A common misconception is that the "common laborer" you encounter falls into the "unskilled labor" category. In discussions I have with others, I sometimes hear things like "well they're just laborers, anybody could do their job. Wow! DO these people need to get up-to-date!
Sure, there are plenty of "general labor" jobs where anyone who can fog a mirror could be pressed into service, but there are in every industry "laborers" that don't fit into the category of "tradesmen", but who have a vital role, and need to have a set of skills to do their job.
For example, in the Construction Industry, here are some of the categories of "LABORER" that the U.S. Department of Labor includes as skilled labor (and have specific "prevailing wages" defined under the Davis-Bacon Act)
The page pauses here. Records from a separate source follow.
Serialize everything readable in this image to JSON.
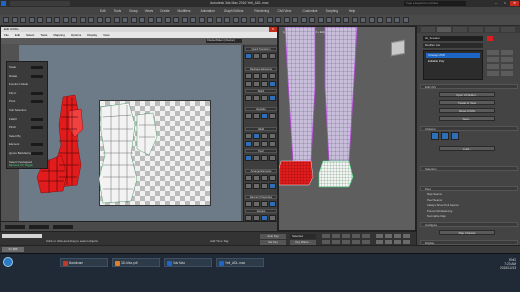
{
  "app": {
    "title": "Autodesk 3ds Max 2016    Yeti_ADL.max",
    "search_placeholder": "Type a keyword or phrase"
  },
  "main_menu": [
    "Edit",
    "Tools",
    "Group",
    "Views",
    "Create",
    "Modifiers",
    "Animation",
    "Graph Editors",
    "Rendering",
    "Civil View",
    "Customize",
    "Scripting",
    "Help"
  ],
  "uvw_editor": {
    "title": "Edit UVWs",
    "menu": [
      "File",
      "Edit",
      "Select",
      "Tools",
      "Mapping",
      "Options",
      "Display",
      "View"
    ],
    "texture_dropdown": "CheckerPattern (Checker)",
    "side_panel": {
      "rows": [
        "Scale",
        "Rotate",
        "Freeform Mode",
        "Flip U",
        "Pivot",
        "Soft Selection",
        "Falloff",
        "Pinch",
        "Select By",
        "Element",
        "Ignore Backfacing",
        "Select Overlapped"
      ],
      "selected_label": "Element UV Toggle"
    },
    "right_panel": {
      "sections": [
        "Quick Transform",
        "Reshape Elements",
        "Stitch",
        "Explode",
        "Weld",
        "Peel",
        "Arrange Elements",
        "Element Properties",
        "Groups"
      ],
      "padding_label": "Padding",
      "padding_value": "0.0",
      "no_groups": "No groups selected"
    }
  },
  "viewport": {
    "label": "[+] [Perspective] [Shaded + Edged Faces]"
  },
  "command_panel": {
    "object_name": "tbl_Sneaker",
    "modifier_list": "Modifier List",
    "stack": [
      "Unwrap UVW",
      "Editable Poly"
    ],
    "rollouts": [
      "Edit UVs",
      "Channel",
      "Selection",
      "Peel",
      "Configure",
      "Display",
      "Map Channel"
    ],
    "channel_value": "1",
    "config_options": [
      "Map Seams",
      "Peel Seams",
      "Always Show Pelt Seams",
      "Prevent Reflattening",
      "Normalize Map"
    ],
    "buttons": [
      "Open UV Editor...",
      "Tweak In View",
      "Reset UVWs",
      "Save...",
      "Load...",
      "Map Channel"
    ]
  },
  "status": {
    "frame": "0 / 100",
    "message": "Click or click-and-drag to select objects",
    "add_time_tag": "Add Time Tag",
    "auto_key": "Auto Key",
    "set_key": "Set Key",
    "selected": "Selected",
    "key_filters": "Key Filters..."
  },
  "taskbar": {
    "items": [
      "Bandicam",
      "3D-Max.pdf",
      "3ds Max",
      "Yeti_ADL.max"
    ],
    "time": "7:23 AM",
    "date": "2015/12/13",
    "locale": "ENG"
  },
  "colors": {
    "accent": "#1b66c7",
    "selection_red": "#e21c1c",
    "uv_white": "#f3f3f3",
    "green_mesh": "#37d77b",
    "wire_magenta": "#b54bd8"
  }
}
- power tool operator
- small machine operator
- concrete labor including concrete preparation
- laser beam operator
- open caisson
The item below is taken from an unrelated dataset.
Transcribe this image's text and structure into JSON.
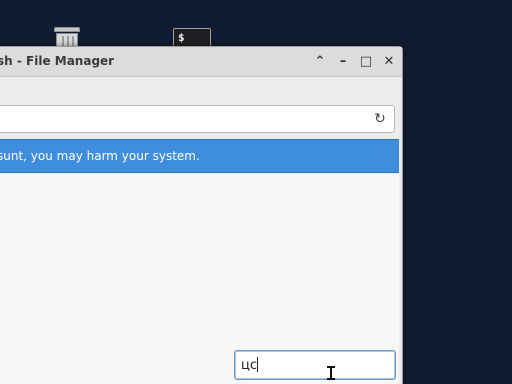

- test pit
- pier hole and ditches
- laggers and all work associated with lagging
- operator of hand derricks
- vibrator operators
- pipe layers
- tile layers (tile laid on road construction projects ONLY)
- operators of jackhammer
- paving breakers
- spaders or any machine that does the same general type of work
- scaffold builders
- operators of towmasters
- buggymobiles and other machines of similar character
- operators of tampers and rammers and other machines that do the same general type of work, whether powered by air, electric or gasoline
- builders of trestle scaffolds over one tier high
- sand blaster
- power and chain saw operators used in clearing
- installers of well points
- wagon drill operators
- acetylene burners and
- licensed powdermen.
After looking at this list, it should be clear that these laborers need to have specific skills, right? Ask yourself, in the "War for Talent", what are you doing to recruit people with these skills, test for these skills, or development of these skills?